» Extracted information:
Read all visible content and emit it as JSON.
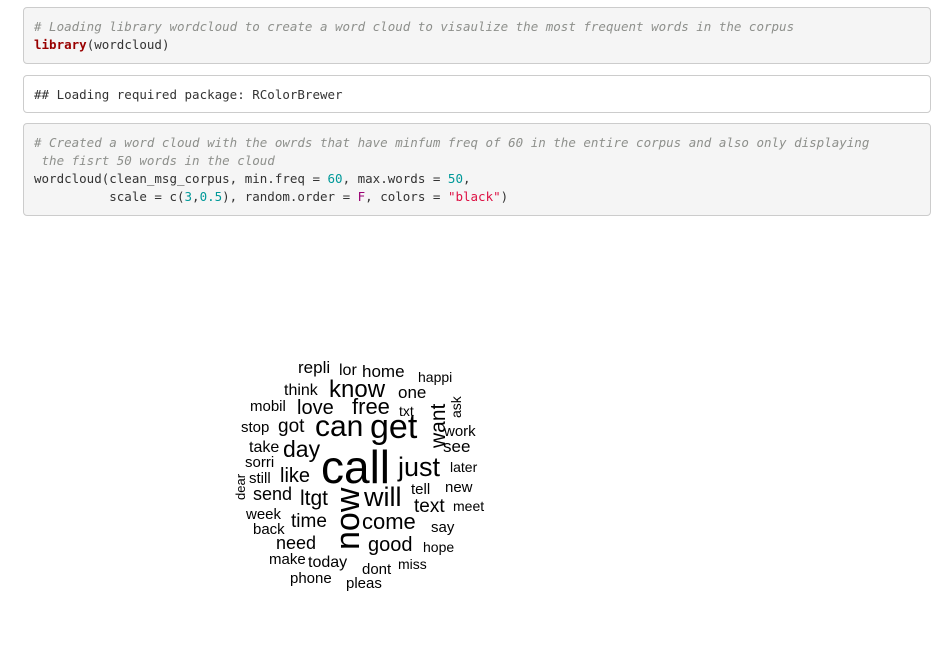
{
  "code1": {
    "comment": "# Loading library wordcloud to create a word cloud to visaulize the most frequent words in the corpus",
    "keyword": "library",
    "arg": "(wordcloud)"
  },
  "output1": {
    "text": "## Loading required package: RColorBrewer"
  },
  "code2": {
    "comment_line1": "# Created a word cloud with the owrds that have minfum freq of 60 in the entire corpus and also only displaying",
    "comment_line2": " the fisrt 50 words in the cloud",
    "line3_a": "wordcloud(clean_msg_corpus, min.freq = ",
    "line3_n1": "60",
    "line3_b": ", max.words = ",
    "line3_n2": "50",
    "line3_c": ",",
    "line4_a": "          scale = c(",
    "line4_n1": "3",
    "line4_b": ",",
    "line4_n2": "0.5",
    "line4_c": "), random.order = ",
    "line4_f": "F",
    "line4_d": ", colors = ",
    "line4_str": "\"black\"",
    "line4_e": ")"
  },
  "wordcloud": {
    "words": [
      {
        "text": "call",
        "size": 46
      },
      {
        "text": "now",
        "size": 34,
        "rotated": true
      },
      {
        "text": "get",
        "size": 34
      },
      {
        "text": "can",
        "size": 30
      },
      {
        "text": "just",
        "size": 27
      },
      {
        "text": "will",
        "size": 27
      },
      {
        "text": "know",
        "size": 24
      },
      {
        "text": "free",
        "size": 22
      },
      {
        "text": "day",
        "size": 23
      },
      {
        "text": "come",
        "size": 22
      },
      {
        "text": "ltgt",
        "size": 21
      },
      {
        "text": "love",
        "size": 20
      },
      {
        "text": "like",
        "size": 20
      },
      {
        "text": "good",
        "size": 20
      },
      {
        "text": "text",
        "size": 19
      },
      {
        "text": "want",
        "size": 21,
        "rotated": true
      },
      {
        "text": "got",
        "size": 19
      },
      {
        "text": "time",
        "size": 19
      },
      {
        "text": "send",
        "size": 18
      },
      {
        "text": "need",
        "size": 18
      },
      {
        "text": "repli",
        "size": 17
      },
      {
        "text": "home",
        "size": 17
      },
      {
        "text": "one",
        "size": 17
      },
      {
        "text": "see",
        "size": 17
      },
      {
        "text": "lor",
        "size": 16
      },
      {
        "text": "think",
        "size": 16
      },
      {
        "text": "take",
        "size": 16
      },
      {
        "text": "today",
        "size": 16
      },
      {
        "text": "mobil",
        "size": 15
      },
      {
        "text": "stop",
        "size": 15
      },
      {
        "text": "work",
        "size": 15
      },
      {
        "text": "sorri",
        "size": 15
      },
      {
        "text": "still",
        "size": 15
      },
      {
        "text": "new",
        "size": 15
      },
      {
        "text": "tell",
        "size": 15
      },
      {
        "text": "week",
        "size": 15
      },
      {
        "text": "back",
        "size": 15
      },
      {
        "text": "say",
        "size": 15
      },
      {
        "text": "make",
        "size": 15
      },
      {
        "text": "phone",
        "size": 15
      },
      {
        "text": "pleas",
        "size": 15
      },
      {
        "text": "dont",
        "size": 15
      },
      {
        "text": "miss",
        "size": 14
      },
      {
        "text": "hope",
        "size": 14
      },
      {
        "text": "later",
        "size": 14
      },
      {
        "text": "meet",
        "size": 14
      },
      {
        "text": "happi",
        "size": 14
      },
      {
        "text": "txt",
        "size": 14
      },
      {
        "text": "ask",
        "size": 14,
        "rotated": true
      },
      {
        "text": "dear",
        "size": 13,
        "rotated": true
      }
    ]
  }
}
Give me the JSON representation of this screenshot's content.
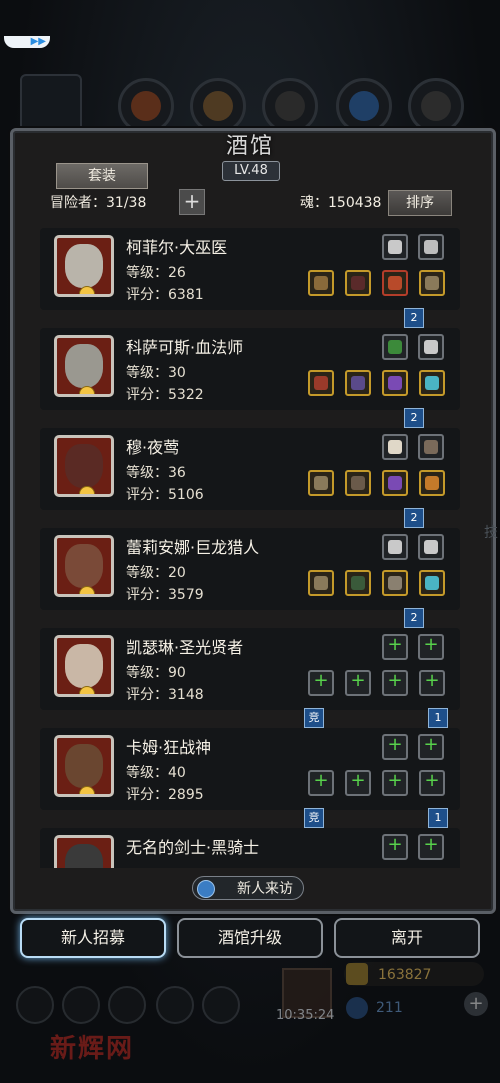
{
  "window": {
    "title": "酒馆",
    "level": "LV.48"
  },
  "header": {
    "suit_button": "套装",
    "adventurers": "冒险者：31/38",
    "soul": "魂：150438",
    "sort_button": "排序"
  },
  "heroes": [
    {
      "name": "柯菲尔·大巫医",
      "level": "等级：26",
      "score": "评分：6381",
      "badge": "2",
      "portrait_color": "#b9b4aa",
      "slots_top": [
        "sword",
        "spear"
      ],
      "slots_bottom": [
        "staff",
        "robe",
        "orb",
        "bow"
      ]
    },
    {
      "name": "科萨可斯·血法师",
      "level": "等级：30",
      "score": "评分：5322",
      "badge": "2",
      "portrait_color": "#9a9890",
      "slots_top": [
        "green-tome",
        "sword"
      ],
      "slots_bottom": [
        "red-staff",
        "gauntlet",
        "purple-ring",
        "blue-ring"
      ]
    },
    {
      "name": "穆·夜莺",
      "level": "等级：36",
      "score": "评分：5106",
      "badge": "2",
      "portrait_color": "#5a2a24",
      "slots_top": [
        "horn",
        "armor"
      ],
      "slots_bottom": [
        "bow",
        "chest",
        "purple-ring",
        "gold-ring"
      ]
    },
    {
      "name": "蕾莉安娜·巨龙猎人",
      "level": "等级：20",
      "score": "评分：3579",
      "badge": "2",
      "portrait_color": "#7a4a38",
      "slots_top": [
        "sword",
        "sword"
      ],
      "slots_bottom": [
        "bow",
        "green-armor",
        "helm",
        "blue-ring"
      ]
    },
    {
      "name": "凯瑟琳·圣光贤者",
      "level": "等级：90",
      "score": "评分：3148",
      "badge": "1",
      "compete": "竞",
      "portrait_color": "#c9b7a6",
      "slots_top": [
        "add",
        "add"
      ],
      "slots_bottom": [
        "add-weapon",
        "add-armor",
        "add",
        "add"
      ]
    },
    {
      "name": "卡姆·狂战神",
      "level": "等级：40",
      "score": "评分：2895",
      "badge": "1",
      "compete": "竞",
      "portrait_color": "#6a4630",
      "slots_top": [
        "add",
        "add"
      ],
      "slots_bottom": [
        "add-weapon",
        "add-armor",
        "add",
        "add"
      ]
    },
    {
      "name": "无名的剑士·黑骑士",
      "level": "",
      "score": "",
      "portrait_color": "#3a3a3a",
      "slots_top": [
        "add",
        "add"
      ],
      "slots_bottom": []
    }
  ],
  "newcomer": "新人来访",
  "bottom": {
    "recruit": "新人招募",
    "upgrade": "酒馆升级",
    "leave": "离开"
  },
  "dock": {
    "timer": "10:35:24",
    "gold": "163827",
    "gems": "211"
  },
  "watermark": "新辉网",
  "colors": {
    "accent_blue": "#6eaede",
    "gold_border": "#c49a2a",
    "badge_blue": "#1e4f8a",
    "plus_green": "#58d24c"
  }
}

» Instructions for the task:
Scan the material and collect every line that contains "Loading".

» Answer for this exercise:
    "comment": "# Loading library wordcloud to create a word cloud to visaulize the most frequent words in the corpus",
    "text": "## Loading required package: RColorBrewer"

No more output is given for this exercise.